Amula enrolled in the LSDY project in the phase of 2013-2016 after hearing about the project from a friend. She was among 450 young entrepreneurs enrolled in the 2017-2020 phase to receive additional skills upgrade including business management and entrepreneurship skills, life skills, health and reproductive skills. The skills upgrade were offered through local experts and partners working with the project.
The 2017-2020 phase of the LSDY project, was implemented in 13 districts in eastern Uganda to raise 4,000 (450 entrepreneurs) young people aged 18-30 years sustainably out of poverty by increasing their competitiveness in the job market and improving their self-employment opportunities.
Amula’s shop is on the outskirts of Mayuge town in the residential area of Budhebera zone where she rents 2 adjacent rooms for her beauty and cosmetic shop.
Most of the products she stocks are delivered by distributors.
Amula started her businesses in 2016 mainly because she had the confidence and had figured out how to raise the capital required for the investment.
She used the money on rent and purchased hair products such as sinks, hair styling posters and mirrors.
The business endured difficulties in the beginning but Amula says she focused on growing her business brand through perseverance, and focusing on good customer service care and cleanliness to attract customers. Right now, Amula is self-reliant and has diversified her source of income and acknowledges that life has improved significantly not just for her.
For now, Amula is happy with her achievements. However, she wants to grow her business until she owns a wholesale shop for beauty products .
A founding member of Youth Arise Development Initiative (YADI) -a group formed in 2015 to help unemployed young people learn employable skills from each other, Amula has revived the group by providing mentorship to those interested in learning hair dressing.
The LSDY project was designed to offer a holistic skills set including technical skills, life skills, health and reproductive skills.
Amula started mentoring after she became confident that the skills she got through the LSDY project would be relevant for others. She facilitates hands-on sessions that lasts up to 5 months.
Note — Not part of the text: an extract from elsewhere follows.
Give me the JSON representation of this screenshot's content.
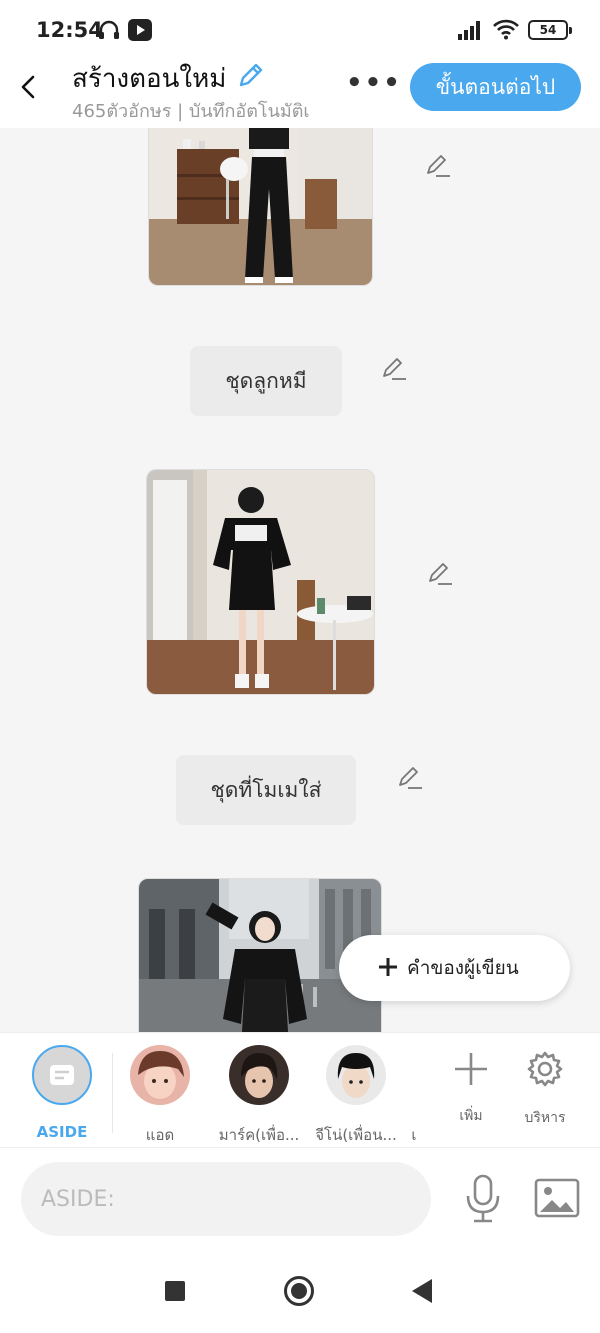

Those she mentors are mainly young women, most having experienced sexual harassment while looking for work. Amula always advices how they can prevent sexual abuse and exploitation.
To date Amula has graduated 58 mentees. Three of those Amula mentored have since opened up their own saloon business in nearby towns.
A lot of the challenges young people face in finding employment stem from biases about the youth. Amula's advices young people struggling to find employment to be persistent.